by Pearl North
Reading level: YA
Book type: prose novel
In her debut novel, Pearl North takes readers centuries into the future, to a forgotten colony of Earth where technology masquerades as magic and wars are fought over books.
Haly is a Libyrarian, one of a group of people dedicated to preserving and protecting the knowledge passed down from the Ancients and stored in the endless maze of books known as the Libyrinth. But Haly has a secret: The books speak to her.
When the threat of the rival Eradicants drives her from her home, Haly learns that things are not all she thinks they are. Taken prisoner by the Eradicants, who believe the written word to be evil, she sees the world through their eyes and comes to understand that they are not the book-burning monsters that she has known her entire life.
The words of a young girl hiding in an attic—written hundreds of years before Haly’s birth—will spark the interest of her captors and begin the change necessary to end the conflict between the Eradicants and Libyrarians. With the help of her loyal companion Nod, a creature of the Libyrinth, Haly must mend the rift between the two groups before their war for knowledge destroys them all. Haly’s life—and the lives of everyone she knows—will never be the same.
A powerful adventure that unites the present and future, Libyrinth is a fresh, magical novel that will draw in young readers of all genres.
(synopsis from Goodreads)
What a lousy synopsis! It leaves out half of the plot and one half of the character action (there are two main characters in this book, not just one). But I suppose I shouldn't be surprised. Everything about this book is shoddy. If I wanted to read a grammar-abusing first draft with tons of plot holes, I'd go find some online fan fiction.
First, let me say that the basic premise of the plot (see synopsis) is really not that bad; it's what kept me reading through more than 300 pages of ridiculous prose. It did fall short for me in a few areas, though. I wanted to know more. How did these people (presumably descendants of... well, us) get onto this far-away planet? Why did they take so many books with them? Wouldn't it have been easier to use e-books rather than use the fuel to transport paper copies halfway across the galaxy? When did this exodus take place? (I think there was some reference to the story taking place a few thousand years in the future, but that brings up even more questions than it answers. Based on the books available in the Libyrinth, this planetary colonization must've happened around now, in the early 21st century; there weren't any newer books quoted. For that matter, Harry Potter and Twilight weren't even quoted. Guess they didn't make the cut.) And once they got this new planet, what made these people devolve into brutal, slave-holding, superstitious morons who created new deities and religions as quickly as they could imagine them?
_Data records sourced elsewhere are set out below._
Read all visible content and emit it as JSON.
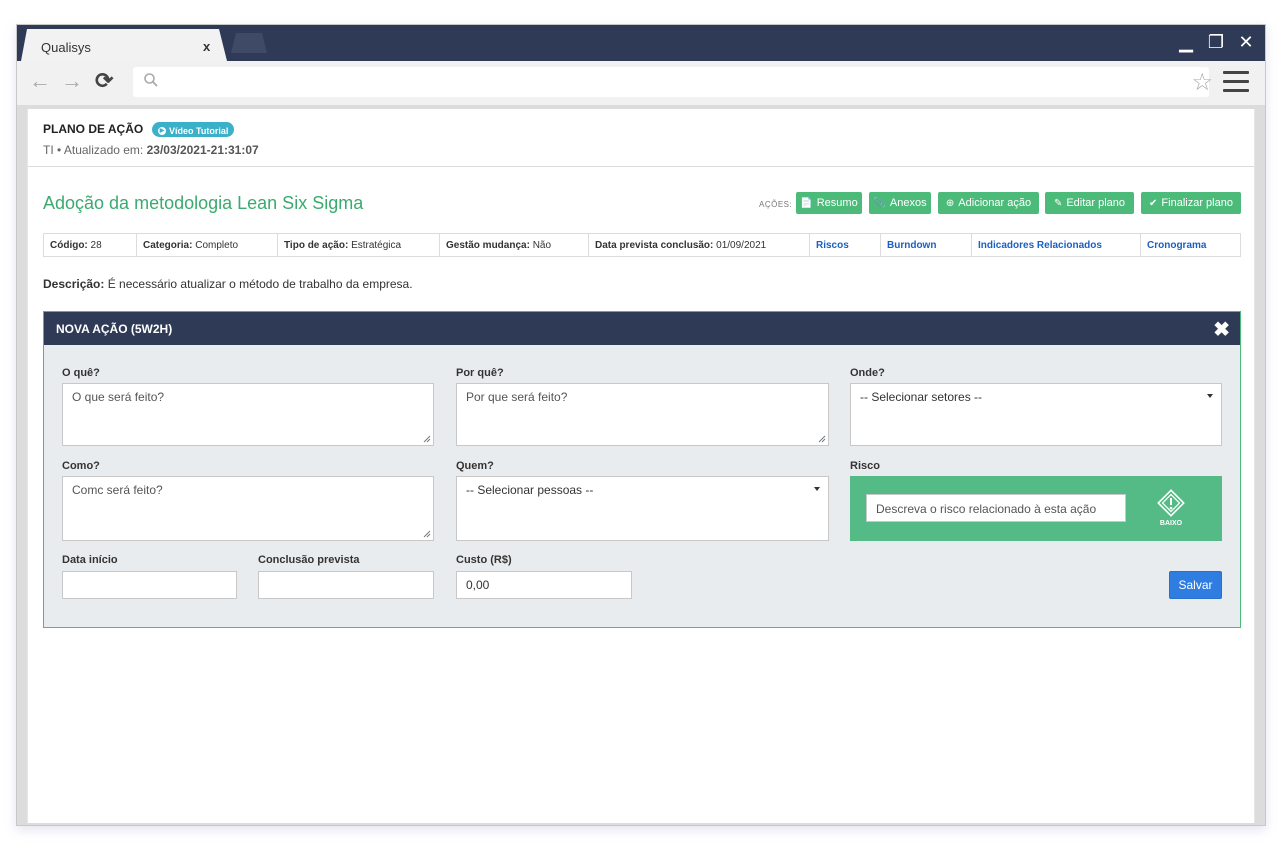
{
  "browser": {
    "tab_title": "Qualisys",
    "tab_close": "x",
    "win_minimize": "▁",
    "win_restore": "❐",
    "win_close": "✕",
    "nav_back": "←",
    "nav_forward": "→",
    "nav_reload": "⟳",
    "star": "☆"
  },
  "header": {
    "title": "PLANO DE AÇÃO",
    "badge": "Vídeo Tutorial",
    "sub_prefix": "TI • Atualizado em: ",
    "updated_at": "23/03/2021-21:31:07"
  },
  "plan": {
    "title": "Adoção da metodologia Lean Six Sigma",
    "actions_label": "AÇÕES:",
    "buttons": [
      {
        "label": "Resumo",
        "icon": "📄"
      },
      {
        "label": "Anexos",
        "icon": "📎"
      },
      {
        "label": "Adicionar ação",
        "icon": "⊕"
      },
      {
        "label": "Editar plano",
        "icon": "✎"
      },
      {
        "label": "Finalizar plano",
        "icon": "✔"
      }
    ]
  },
  "info": {
    "codigo_label": "Código:",
    "codigo": "28",
    "categoria_label": "Categoria:",
    "categoria": "Completo",
    "tipo_label": "Tipo de ação:",
    "tipo": "Estratégica",
    "gestao_label": "Gestão mudança:",
    "gestao": "Não",
    "data_label": "Data prevista conclusão:",
    "data": "01/09/2021",
    "links": [
      "Riscos",
      "Burndown",
      "Indicadores Relacionados",
      "Cronograma"
    ]
  },
  "description": {
    "label": "Descrição:",
    "text": "É necessário atualizar o método de trabalho da empresa."
  },
  "form": {
    "title": "NOVA AÇÃO (5W2H)",
    "close": "✖",
    "o_que_label": "O quê?",
    "o_que_placeholder": "O que será feito?",
    "por_que_label": "Por quê?",
    "por_que_placeholder": "Por que será feito?",
    "onde_label": "Onde?",
    "onde_value": "-- Selecionar setores --",
    "como_label": "Como?",
    "como_placeholder": "Comc será feito?",
    "quem_label": "Quem?",
    "quem_value": "-- Selecionar pessoas --",
    "risco_label": "Risco",
    "risco_placeholder": "Descreva o risco relacionado à esta ação",
    "risco_level": "BAIXO",
    "data_inicio_label": "Data início",
    "data_inicio_value": "",
    "conclusao_label": "Conclusão prevista",
    "conclusao_value": "",
    "custo_label": "Custo (R$)",
    "custo_value": "0,00",
    "save_label": "Salvar"
  }
}
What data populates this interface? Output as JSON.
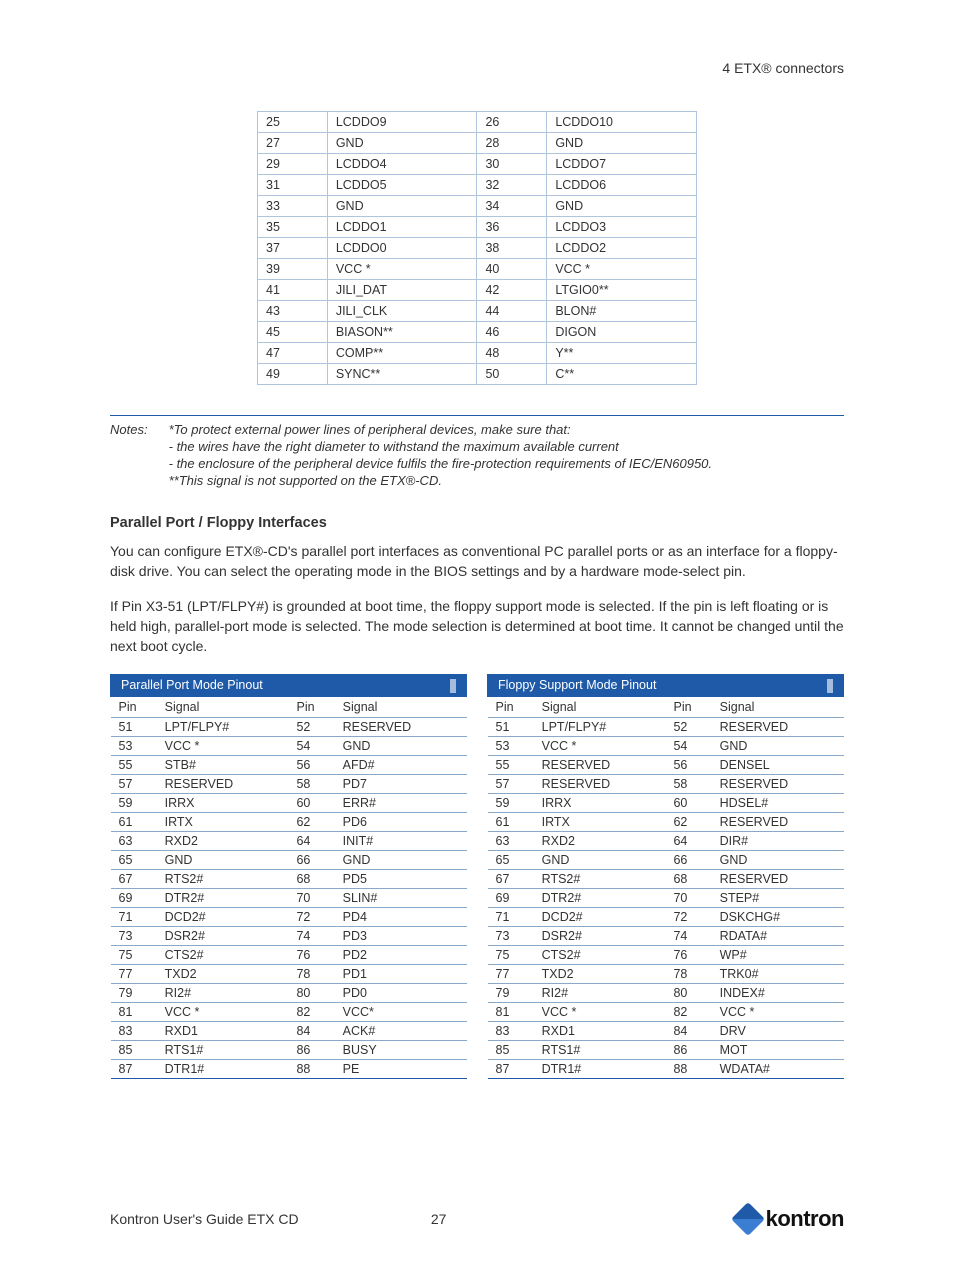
{
  "header": {
    "title": "4 ETX® connectors"
  },
  "topTable": [
    [
      "25",
      "LCDDO9",
      "26",
      "LCDDO10"
    ],
    [
      "27",
      "GND",
      "28",
      "GND"
    ],
    [
      "29",
      "LCDDO4",
      "30",
      "LCDDO7"
    ],
    [
      "31",
      "LCDDO5",
      "32",
      "LCDDO6"
    ],
    [
      "33",
      "GND",
      "34",
      "GND"
    ],
    [
      "35",
      "LCDDO1",
      "36",
      "LCDDO3"
    ],
    [
      "37",
      "LCDDO0",
      "38",
      "LCDDO2"
    ],
    [
      "39",
      "VCC *",
      "40",
      "VCC *"
    ],
    [
      "41",
      "JILI_DAT",
      "42",
      "LTGIO0**"
    ],
    [
      "43",
      "JILI_CLK",
      "44",
      "BLON#"
    ],
    [
      "45",
      "BIASON**",
      "46",
      "DIGON"
    ],
    [
      "47",
      "COMP**",
      "48",
      "Y**"
    ],
    [
      "49",
      "SYNC**",
      "50",
      "C**"
    ]
  ],
  "notes": {
    "label": "Notes:",
    "lines": [
      "*To protect external power lines of peripheral devices, make sure that:",
      "-  the wires have the right diameter to withstand the maximum available current",
      "-  the enclosure of the peripheral device fulfils the fire-protection requirements of IEC/EN60950.",
      "**This signal is not supported on the ETX®-CD."
    ]
  },
  "sectionTitle": "Parallel Port / Floppy Interfaces",
  "para1": "You can configure ETX®-CD's parallel port interfaces as conventional PC parallel ports or as an interface for a floppy-disk drive. You can select the operating mode in the BIOS settings and by a hardware mode-select pin.",
  "para2": "If Pin X3-51 (LPT/FLPY#) is grounded at boot time, the floppy support mode is selected. If the pin is left floating or is held high, parallel-port mode is selected. The mode selection is determined at boot time. It cannot be changed until the next boot cycle.",
  "tableA": {
    "title": "Parallel Port Mode Pinout",
    "cols": [
      "Pin",
      "Signal",
      "Pin",
      "Signal"
    ],
    "rows": [
      [
        "51",
        "LPT/FLPY#",
        "52",
        "RESERVED"
      ],
      [
        "53",
        "VCC *",
        "54",
        "GND"
      ],
      [
        "55",
        "STB#",
        "56",
        "AFD#"
      ],
      [
        "57",
        "RESERVED",
        "58",
        "PD7"
      ],
      [
        "59",
        "IRRX",
        "60",
        "ERR#"
      ],
      [
        "61",
        "IRTX",
        "62",
        "PD6"
      ],
      [
        "63",
        "RXD2",
        "64",
        "INIT#"
      ],
      [
        "65",
        "GND",
        "66",
        "GND"
      ],
      [
        "67",
        "RTS2#",
        "68",
        "PD5"
      ],
      [
        "69",
        "DTR2#",
        "70",
        "SLIN#"
      ],
      [
        "71",
        "DCD2#",
        "72",
        "PD4"
      ],
      [
        "73",
        "DSR2#",
        "74",
        "PD3"
      ],
      [
        "75",
        "CTS2#",
        "76",
        "PD2"
      ],
      [
        "77",
        "TXD2",
        "78",
        "PD1"
      ],
      [
        "79",
        "RI2#",
        "80",
        "PD0"
      ],
      [
        "81",
        "VCC *",
        "82",
        "VCC*"
      ],
      [
        "83",
        "RXD1",
        "84",
        "ACK#"
      ],
      [
        "85",
        "RTS1#",
        "86",
        "BUSY"
      ],
      [
        "87",
        "DTR1#",
        "88",
        "PE"
      ]
    ]
  },
  "tableB": {
    "title": "Floppy Support Mode Pinout",
    "cols": [
      "Pin",
      "Signal",
      "Pin",
      "Signal"
    ],
    "rows": [
      [
        "51",
        "LPT/FLPY#",
        "52",
        "RESERVED"
      ],
      [
        "53",
        "VCC *",
        "54",
        "GND"
      ],
      [
        "55",
        "RESERVED",
        "56",
        "DENSEL"
      ],
      [
        "57",
        "RESERVED",
        "58",
        "RESERVED"
      ],
      [
        "59",
        "IRRX",
        "60",
        "HDSEL#"
      ],
      [
        "61",
        "IRTX",
        "62",
        "RESERVED"
      ],
      [
        "63",
        "RXD2",
        "64",
        "DIR#"
      ],
      [
        "65",
        "GND",
        "66",
        "GND"
      ],
      [
        "67",
        "RTS2#",
        "68",
        "RESERVED"
      ],
      [
        "69",
        "DTR2#",
        "70",
        "STEP#"
      ],
      [
        "71",
        "DCD2#",
        "72",
        "DSKCHG#"
      ],
      [
        "73",
        "DSR2#",
        "74",
        "RDATA#"
      ],
      [
        "75",
        "CTS2#",
        "76",
        "WP#"
      ],
      [
        "77",
        "TXD2",
        "78",
        "TRK0#"
      ],
      [
        "79",
        "RI2#",
        "80",
        "INDEX#"
      ],
      [
        "81",
        "VCC *",
        "82",
        "VCC *"
      ],
      [
        "83",
        "RXD1",
        "84",
        "DRV"
      ],
      [
        "85",
        "RTS1#",
        "86",
        "MOT"
      ],
      [
        "87",
        "DTR1#",
        "88",
        "WDATA#"
      ]
    ]
  },
  "footer": {
    "left": "Kontron User's Guide ETX CD",
    "page": "27",
    "brand": "kontron"
  }
}
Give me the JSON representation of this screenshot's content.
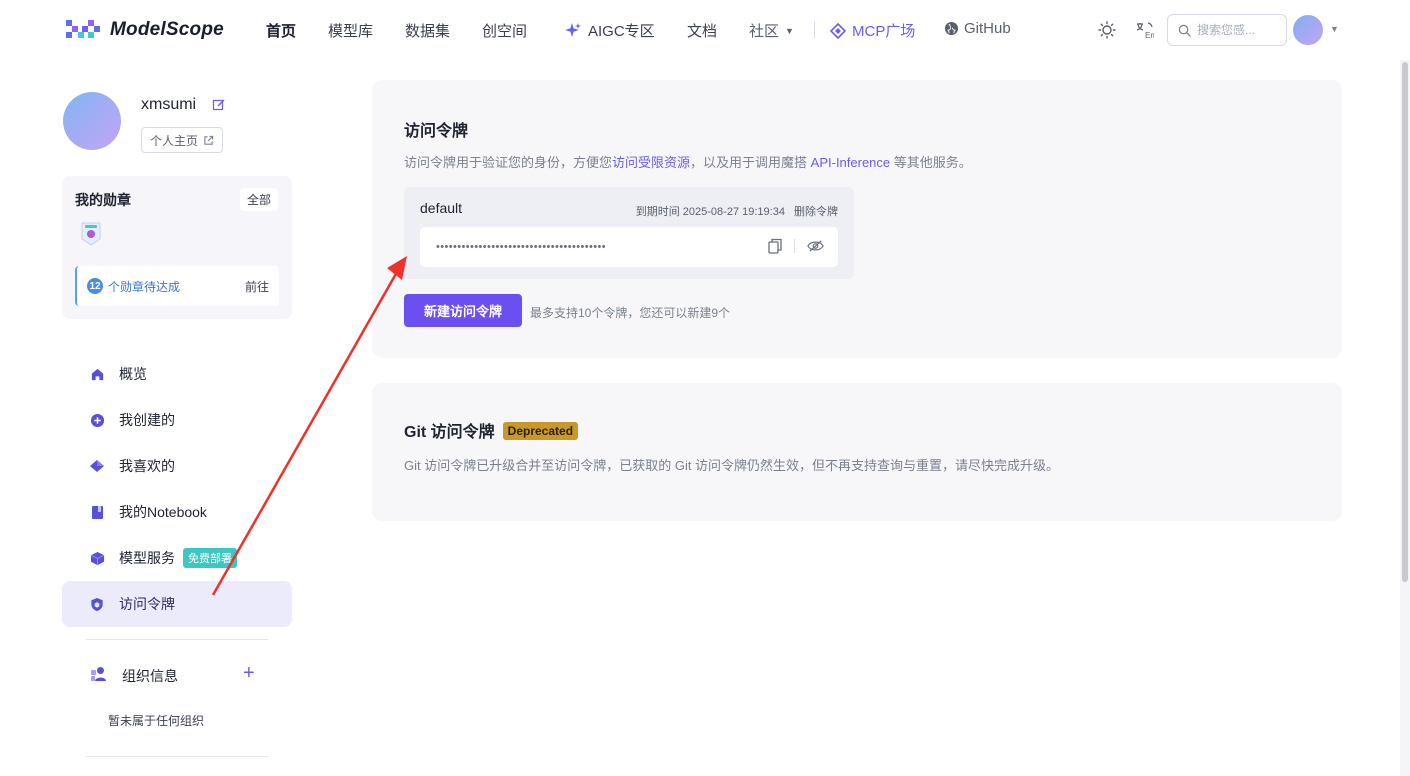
{
  "nav": {
    "logo_text": "ModelScope",
    "items": [
      {
        "label": "首页",
        "active": true
      },
      {
        "label": "模型库"
      },
      {
        "label": "数据集"
      },
      {
        "label": "创空间"
      },
      {
        "label": "AIGC专区"
      },
      {
        "label": "文档"
      },
      {
        "label": "社区"
      },
      {
        "label": "MCP广场"
      },
      {
        "label": "GitHub"
      }
    ],
    "search_placeholder": "搜索您感...",
    "icons": [
      "sun-icon",
      "language-icon",
      "search-icon",
      "avatar",
      "chevron-down-icon"
    ]
  },
  "profile": {
    "username": "xmsumi",
    "homepage_label": "个人主页"
  },
  "badges": {
    "title": "我的勋章",
    "all_label": "全部",
    "pending_count": "12",
    "pending_text": "个勋章待达成",
    "go_label": "前往"
  },
  "menu": {
    "items": [
      {
        "label": "概览",
        "icon": "home-icon"
      },
      {
        "label": "我创建的",
        "icon": "plus-circle-icon"
      },
      {
        "label": "我喜欢的",
        "icon": "diamond-icon"
      },
      {
        "label": "我的Notebook",
        "icon": "notebook-icon"
      },
      {
        "label": "模型服务",
        "icon": "cube-icon",
        "tag": "免费部署"
      },
      {
        "label": "访问令牌",
        "icon": "shield-icon",
        "active": true
      }
    ],
    "org_title": "组织信息",
    "org_empty": "暂未属于任何组织"
  },
  "access_token": {
    "title": "访问令牌",
    "desc_prefix": "访问令牌用于验证您的身份，方便您",
    "desc_link1": "访问受限资源",
    "desc_middle": "，以及用于调用魔搭 ",
    "desc_link2": "API-Inference",
    "desc_suffix": " 等其他服务。",
    "token": {
      "name": "default",
      "expiry_label": "到期时间 2025-08-27 19:19:34",
      "delete_label": "删除令牌",
      "masked_value": "••••••••••••••••••••••••••••••••••••••••"
    },
    "new_button": "新建访问令牌",
    "limit_text": "最多支持10个令牌，您还可以新建9个"
  },
  "git_token": {
    "title": "Git 访问令牌",
    "tag": "Deprecated",
    "desc": "Git 访问令牌已升级合并至访问令牌，已获取的 Git 访问令牌仍然生效，但不再支持查询与重置，请尽快完成升级。"
  },
  "colors": {
    "accent": "#6b4ff0",
    "link": "#6b5cf0",
    "deprecated": "#c9982a",
    "free_tag": "#3cc7c2",
    "annotation_arrow": "#f0302a"
  }
}
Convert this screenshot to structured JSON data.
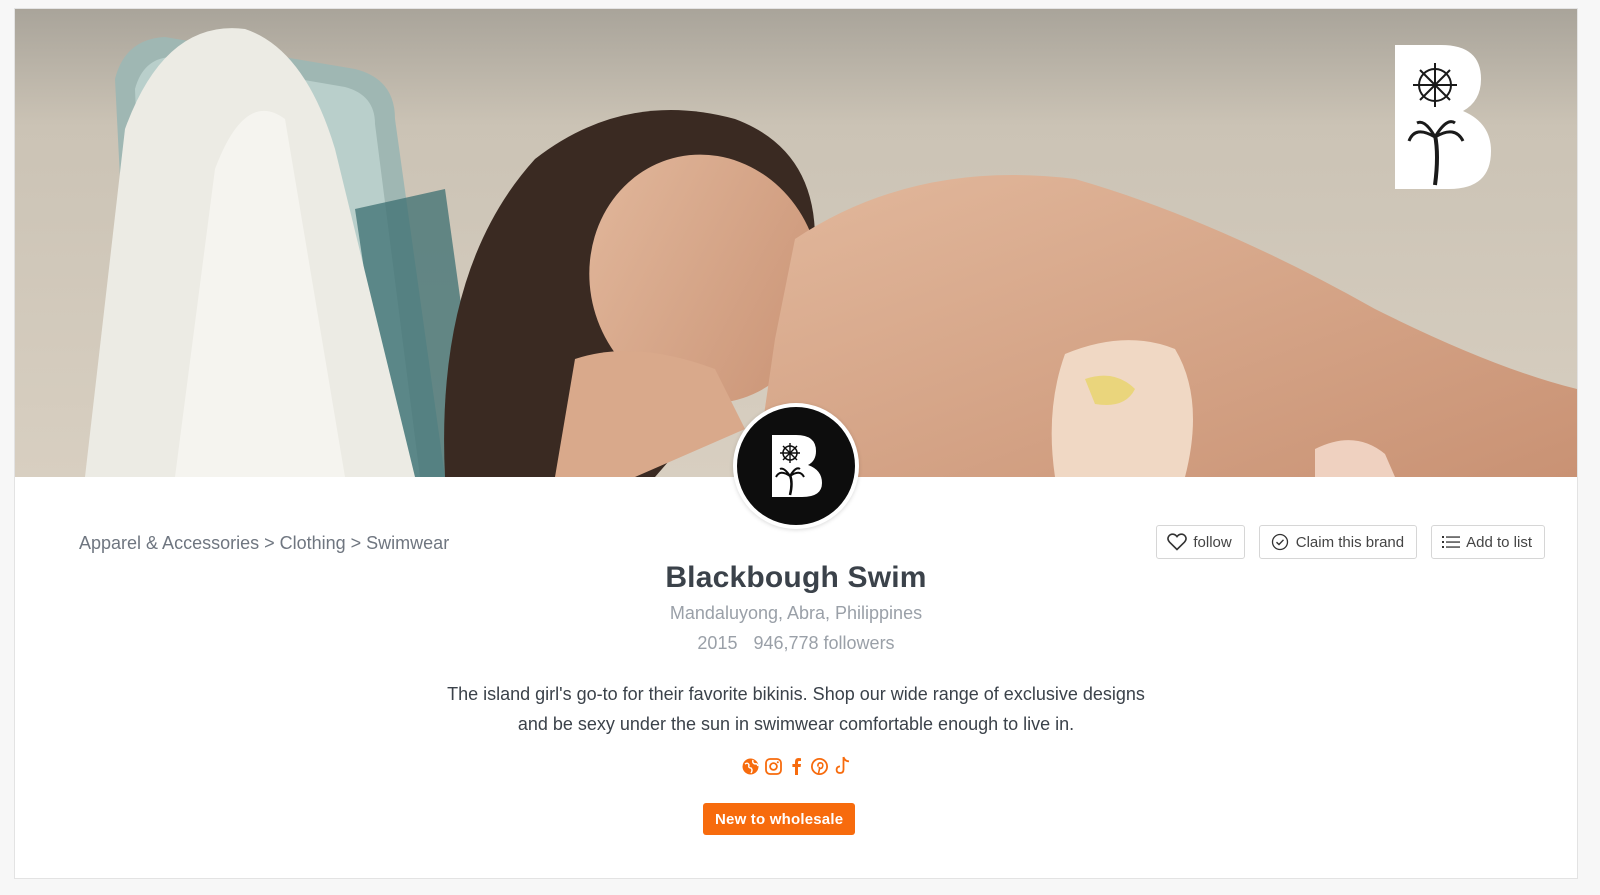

Aside from those questions, the writing and editing of this book made for an almost excruciating read (well, it probably would've been excruciating if I wasn't almost laughing). In the first chapter or so, the author abuses the semicolon until it's nearly dead. Then that nonsense stops... and we're treated to the complete absence of an editor. I don't think I've ever seen so many missing words and extra words in a traditionally published book in my life! "She regarded at her" makes no sense; "she looked at her" and "she regarded her" are probably the choices the author was debating. Unfortunately, you can't combine the two. Even worse, in one instance, the spelling of a character's name actually changed! Also, suddenly, in the last 50 or so pages, we're treated to two instances of "s***" and one of "f***", which was pretty jarring. The characters also spoke just like we do (aside from the religious references) in 21st-century English... which makes no sense, since this is so far in the future and surely language would've evolved somewhat. The characters also all sounded the same, so you often couldn't figure out who was speaking, and the author didn't always tell you. There was even one place where the person listening to the speaker changed... so I guess even the author couldn't keep track of who was taking part in the conversations!
Add in the forced romance (extremely forced... I don't think I've ever seen anything so unnatural) and the token homosexuality that had nothing to do with the story and the total let-down of an ending... and you have yourself one very lousy book. There are two more books in the trilogy? Ha! If the author and editors can't even be bothered to make a good impression with the first book, why would they expect me to keep reading?
Overall: 2.14 out of 5